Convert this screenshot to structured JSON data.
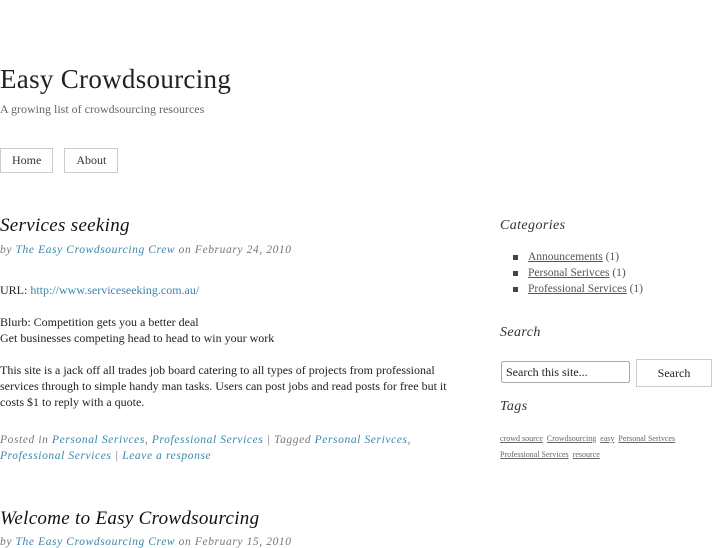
{
  "site": {
    "title": "Easy Crowdsourcing",
    "description": "A growing list of crowdsourcing resources"
  },
  "nav": [
    {
      "label": "Home"
    },
    {
      "label": "About"
    }
  ],
  "posts": [
    {
      "title": "Services seeking",
      "by": "by",
      "author": "The Easy Crowdsourcing Crew",
      "on": "on",
      "date": "February 24, 2010",
      "url_label": "URL:",
      "url": "http://www.serviceseeking.com.au/",
      "blurb1": "Blurb: Competition gets you a better deal",
      "blurb2": "Get businesses competing head to head to win your work",
      "body": "This site is a jack off all trades job board catering to all types of projects from professional services through to simple handy man tasks. Users can post jobs and read posts for free but it costs $1 to reply with a quote.",
      "posted_in": "Posted in",
      "categories": [
        "Personal Serivces",
        "Professional Services"
      ],
      "tagged": "Tagged",
      "tags": [
        "Personal Serivces",
        "Professional Services"
      ],
      "response": "Leave a response"
    },
    {
      "title": "Welcome to Easy Crowdsourcing",
      "by": "by",
      "author": "The Easy Crowdsourcing Crew",
      "on": "on",
      "date": "February 15, 2010"
    }
  ],
  "sidebar": {
    "categories_title": "Categories",
    "categories": [
      {
        "label": "Announcements",
        "count": "(1)"
      },
      {
        "label": "Personal Serivces",
        "count": "(1)"
      },
      {
        "label": "Professional Services",
        "count": "(1)"
      }
    ],
    "search_title": "Search",
    "search_value": "Search this site...",
    "search_button": "Search",
    "tags_title": "Tags",
    "tags": [
      "crowd source",
      "Crowdsourcing",
      "easy",
      "Personal Serivces",
      "Professional Services",
      "resource"
    ]
  },
  "colors": {
    "link": "#3a86aa",
    "text": "#222222",
    "meta": "#777777"
  }
}
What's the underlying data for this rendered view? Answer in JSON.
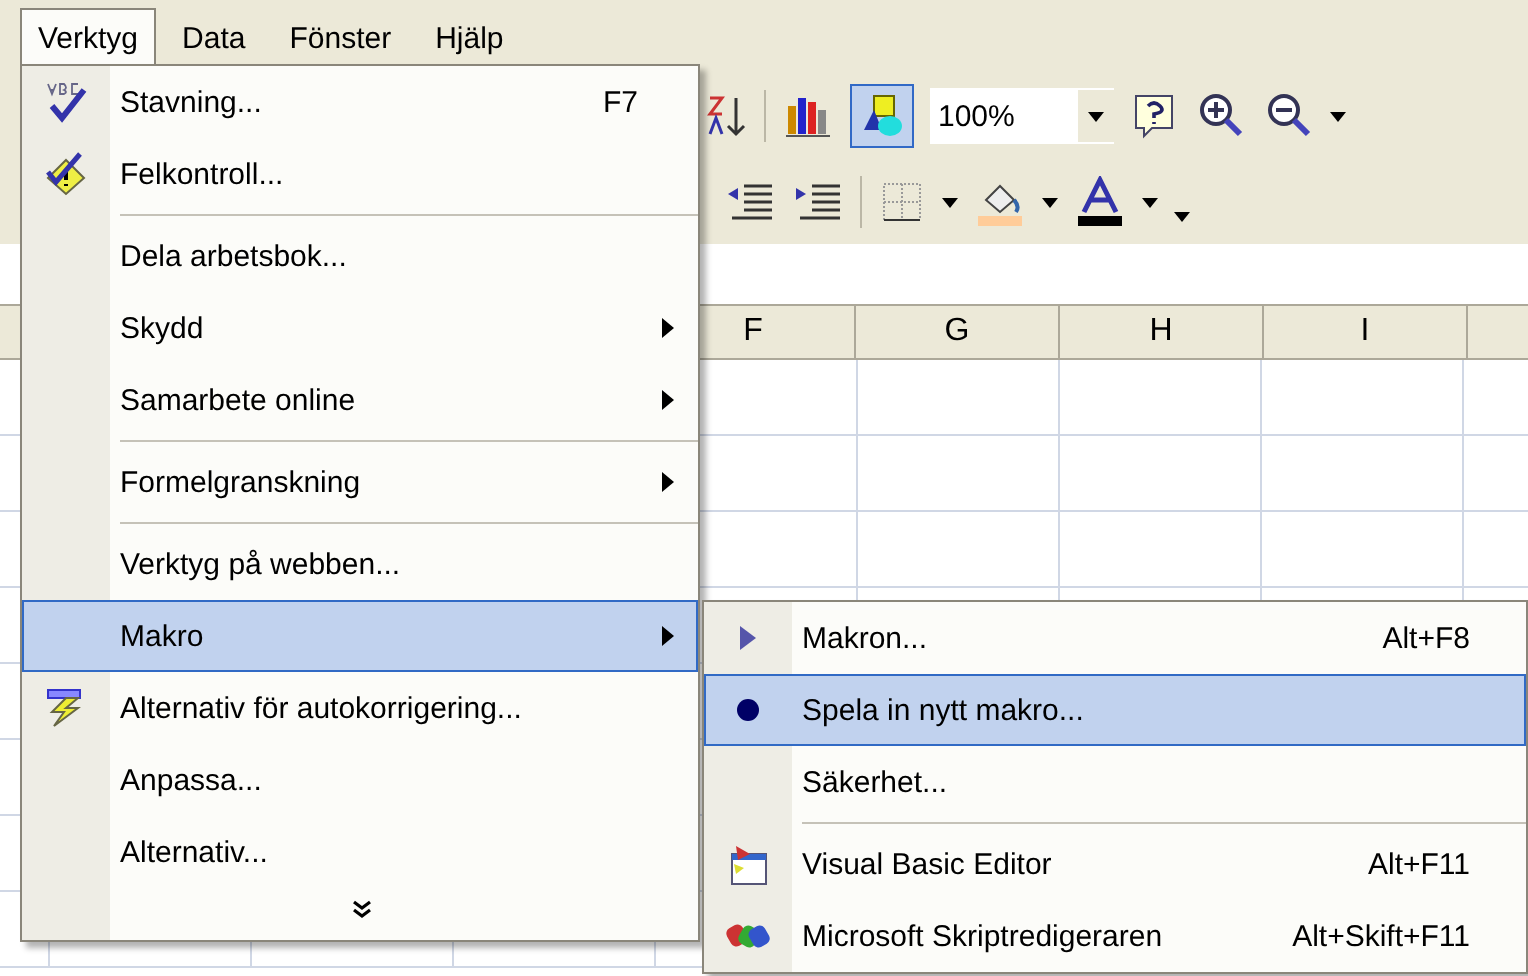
{
  "menubar": [
    {
      "label": "Verktyg",
      "selected": true
    },
    {
      "label": "Data",
      "selected": false
    },
    {
      "label": "Fönster",
      "selected": false
    },
    {
      "label": "Hjälp",
      "selected": false
    }
  ],
  "toolbar": {
    "zoom": "100%",
    "drawing_selected": true
  },
  "columns": [
    "F",
    "G",
    "H",
    "I"
  ],
  "menu": [
    {
      "kind": "item",
      "label": "Stavning...",
      "shortcut": "F7",
      "submenu": false,
      "selected": false
    },
    {
      "kind": "item",
      "label": "Felkontroll...",
      "submenu": false,
      "selected": false
    },
    {
      "kind": "separator"
    },
    {
      "kind": "item",
      "label": "Dela arbetsbok...",
      "submenu": false,
      "selected": false
    },
    {
      "kind": "item",
      "label": "Skydd",
      "submenu": true,
      "selected": false
    },
    {
      "kind": "item",
      "label": "Samarbete online",
      "submenu": true,
      "selected": false
    },
    {
      "kind": "separator"
    },
    {
      "kind": "item",
      "label": "Formelgranskning",
      "submenu": true,
      "selected": false
    },
    {
      "kind": "separator"
    },
    {
      "kind": "item",
      "label": "Verktyg på webben...",
      "submenu": false,
      "selected": false
    },
    {
      "kind": "item",
      "label": "Makro",
      "submenu": true,
      "selected": true
    },
    {
      "kind": "item",
      "label": "Alternativ för autokorrigering...",
      "submenu": false,
      "selected": false
    },
    {
      "kind": "item",
      "label": "Anpassa...",
      "submenu": false,
      "selected": false
    },
    {
      "kind": "item",
      "label": "Alternativ...",
      "submenu": false,
      "selected": false
    },
    {
      "kind": "expand"
    }
  ],
  "submenu": [
    {
      "kind": "item",
      "label": "Makron...",
      "shortcut": "Alt+F8",
      "selected": false
    },
    {
      "kind": "item",
      "label": "Spela in nytt makro...",
      "selected": true
    },
    {
      "kind": "item",
      "label": "Säkerhet...",
      "selected": false
    },
    {
      "kind": "separator"
    },
    {
      "kind": "item",
      "label": "Visual Basic Editor",
      "shortcut": "Alt+F11",
      "selected": false
    },
    {
      "kind": "item",
      "label": "Microsoft Skriptredigeraren",
      "shortcut": "Alt+Skift+F11",
      "selected": false
    }
  ]
}
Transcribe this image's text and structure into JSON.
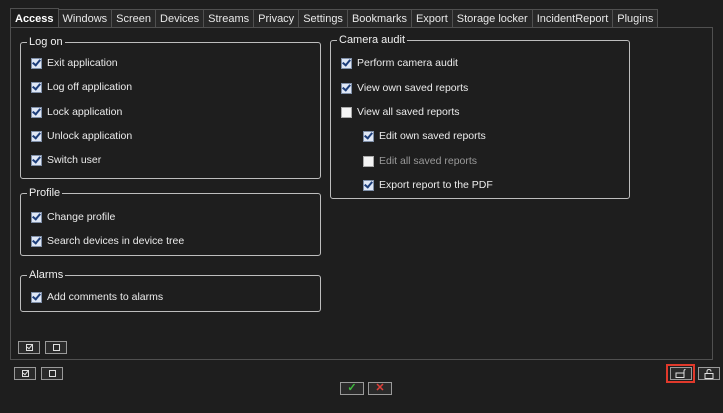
{
  "tabs": [
    {
      "label": "Access",
      "active": true
    },
    {
      "label": "Windows"
    },
    {
      "label": "Screen"
    },
    {
      "label": "Devices"
    },
    {
      "label": "Streams"
    },
    {
      "label": "Privacy"
    },
    {
      "label": "Settings"
    },
    {
      "label": "Bookmarks"
    },
    {
      "label": "Export"
    },
    {
      "label": "Storage locker"
    },
    {
      "label": "IncidentReport"
    },
    {
      "label": "Plugins"
    }
  ],
  "groups": {
    "log_on": {
      "title": "Log on",
      "items": [
        {
          "label": "Exit application",
          "checked": true
        },
        {
          "label": "Log off application",
          "checked": true
        },
        {
          "label": "Lock application",
          "checked": true
        },
        {
          "label": "Unlock application",
          "checked": true
        },
        {
          "label": "Switch user",
          "checked": true
        }
      ]
    },
    "profile": {
      "title": "Profile",
      "items": [
        {
          "label": "Change profile",
          "checked": true
        },
        {
          "label": "Search devices in device tree",
          "checked": true
        }
      ]
    },
    "alarms": {
      "title": "Alarms",
      "items": [
        {
          "label": "Add comments to alarms",
          "checked": true
        }
      ]
    },
    "camera_audit": {
      "title": "Camera audit",
      "items": [
        {
          "label": "Perform camera audit",
          "checked": true
        },
        {
          "label": "View own saved reports",
          "checked": true
        },
        {
          "label": "View all saved reports",
          "checked": false
        },
        {
          "label": "Edit own saved reports",
          "checked": true
        },
        {
          "label": "Edit all saved reports",
          "checked": false,
          "dim": true
        },
        {
          "label": "Export report to the PDF",
          "checked": true
        }
      ]
    }
  },
  "buttons": {
    "ok_symbol": "✓",
    "cancel_symbol": "✕"
  },
  "colors": {
    "background": "#1e1e1e",
    "ok": "#3fbf3f",
    "cancel": "#e0403a",
    "highlight": "#e0392b"
  }
}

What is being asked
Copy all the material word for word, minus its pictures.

The answer
Convert this screenshot to structured JSON data.
{
  "site": {
    "title": "Easy Crowdsourcing",
    "description": "A growing list of crowdsourcing resources"
  },
  "nav": [
    {
      "label": "Home"
    },
    {
      "label": "About"
    }
  ],
  "posts": [
    {
      "title": "Services seeking",
      "by": "by",
      "author": "The Easy Crowdsourcing Crew",
      "on": "on",
      "date": "February 24, 2010",
      "url_label": "URL:",
      "url": "http://www.serviceseeking.com.au/",
      "blurb1": "Blurb: Competition gets you a better deal",
      "blurb2": "Get businesses competing head to head to win your work",
      "body": "This site is a jack off all trades job board catering to all types of projects from professional services through to simple handy man tasks. Users can post jobs and read posts for free but it costs $1 to reply with a quote.",
      "posted_in": "Posted in",
      "categories": [
        "Personal Serivces",
        "Professional Services"
      ],
      "tagged": "Tagged",
      "tags": [
        "Personal Serivces",
        "Professional Services"
      ],
      "response": "Leave a response"
    },
    {
      "title": "Welcome to Easy Crowdsourcing",
      "by": "by",
      "author": "The Easy Crowdsourcing Crew",
      "on": "on",
      "date": "February 15, 2010"
    }
  ],
  "sidebar": {
    "categories_title": "Categories",
    "categories": [
      {
        "label": "Announcements",
        "count": "(1)"
      },
      {
        "label": "Personal Serivces",
        "count": "(1)"
      },
      {
        "label": "Professional Services",
        "count": "(1)"
      }
    ],
    "search_title": "Search",
    "search_value": "Search this site...",
    "search_button": "Search",
    "tags_title": "Tags",
    "tags": [
      "crowd source",
      "Crowdsourcing",
      "easy",
      "Personal Serivces",
      "Professional Services",
      "resource"
    ]
  },
  "colors": {
    "link": "#3a86aa",
    "text": "#222222",
    "meta": "#777777"
  }
}
What's the underlying data for this rendered view? Answer in JSON.
{
  "menubar": [
    {
      "label": "Verktyg",
      "selected": true
    },
    {
      "label": "Data",
      "selected": false
    },
    {
      "label": "Fönster",
      "selected": false
    },
    {
      "label": "Hjälp",
      "selected": false
    }
  ],
  "toolbar": {
    "zoom": "100%",
    "drawing_selected": true
  },
  "columns": [
    "F",
    "G",
    "H",
    "I"
  ],
  "menu": [
    {
      "kind": "item",
      "label": "Stavning...",
      "shortcut": "F7",
      "submenu": false,
      "selected": false
    },
    {
      "kind": "item",
      "label": "Felkontroll...",
      "submenu": false,
      "selected": false
    },
    {
      "kind": "separator"
    },
    {
      "kind": "item",
      "label": "Dela arbetsbok...",
      "submenu": false,
      "selected": false
    },
    {
      "kind": "item",
      "label": "Skydd",
      "submenu": true,
      "selected": false
    },
    {
      "kind": "item",
      "label": "Samarbete online",
      "submenu": true,
      "selected": false
    },
    {
      "kind": "separator"
    },
    {
      "kind": "item",
      "label": "Formelgranskning",
      "submenu": true,
      "selected": false
    },
    {
      "kind": "separator"
    },
    {
      "kind": "item",
      "label": "Verktyg på webben...",
      "submenu": false,
      "selected": false
    },
    {
      "kind": "item",
      "label": "Makro",
      "submenu": true,
      "selected": true
    },
    {
      "kind": "item",
      "label": "Alternativ för autokorrigering...",
      "submenu": false,
      "selected": false
    },
    {
      "kind": "item",
      "label": "Anpassa...",
      "submenu": false,
      "selected": false
    },
    {
      "kind": "item",
      "label": "Alternativ...",
      "submenu": false,
      "selected": false
    },
    {
      "kind": "expand"
    }
  ],
  "submenu": [
    {
      "kind": "item",
      "label": "Makron...",
      "shortcut": "Alt+F8",
      "selected": false
    },
    {
      "kind": "item",
      "label": "Spela in nytt makro...",
      "selected": true
    },
    {
      "kind": "item",
      "label": "Säkerhet...",
      "selected": false
    },
    {
      "kind": "separator"
    },
    {
      "kind": "item",
      "label": "Visual Basic Editor",
      "shortcut": "Alt+F11",
      "selected": false
    },
    {
      "kind": "item",
      "label": "Microsoft Skriptredigeraren",
      "shortcut": "Alt+Skift+F11",
      "selected": false
    }
  ]
}
Transcribe this image's text and structure into JSON.
{
  "tabs": [
    {
      "label": "Access",
      "active": true
    },
    {
      "label": "Windows"
    },
    {
      "label": "Screen"
    },
    {
      "label": "Devices"
    },
    {
      "label": "Streams"
    },
    {
      "label": "Privacy"
    },
    {
      "label": "Settings"
    },
    {
      "label": "Bookmarks"
    },
    {
      "label": "Export"
    },
    {
      "label": "Storage locker"
    },
    {
      "label": "IncidentReport"
    },
    {
      "label": "Plugins"
    }
  ],
  "groups": {
    "log_on": {
      "title": "Log on",
      "items": [
        {
          "label": "Exit application",
          "checked": true
        },
        {
          "label": "Log off application",
          "checked": true
        },
        {
          "label": "Lock application",
          "checked": true
        },
        {
          "label": "Unlock application",
          "checked": true
        },
        {
          "label": "Switch user",
          "checked": true
        }
      ]
    },
    "profile": {
      "title": "Profile",
      "items": [
        {
          "label": "Change profile",
          "checked": true
        },
        {
          "label": "Search devices in device tree",
          "checked": true
        }
      ]
    },
    "alarms": {
      "title": "Alarms",
      "items": [
        {
          "label": "Add comments to alarms",
          "checked": true
        }
      ]
    },
    "camera_audit": {
      "title": "Camera audit",
      "items": [
        {
          "label": "Perform camera audit",
          "checked": true
        },
        {
          "label": "View own saved reports",
          "checked": true
        },
        {
          "label": "View all saved reports",
          "checked": false
        },
        {
          "label": "Edit own saved reports",
          "checked": true
        },
        {
          "label": "Edit all saved reports",
          "checked": false,
          "dim": true
        },
        {
          "label": "Export report to the PDF",
          "checked": true
        }
      ]
    }
  },
  "buttons": {
    "ok_symbol": "✓",
    "cancel_symbol": "✕"
  },
  "colors": {
    "background": "#1e1e1e",
    "ok": "#3fbf3f",
    "cancel": "#e0403a",
    "highlight": "#e0392b"
  }
}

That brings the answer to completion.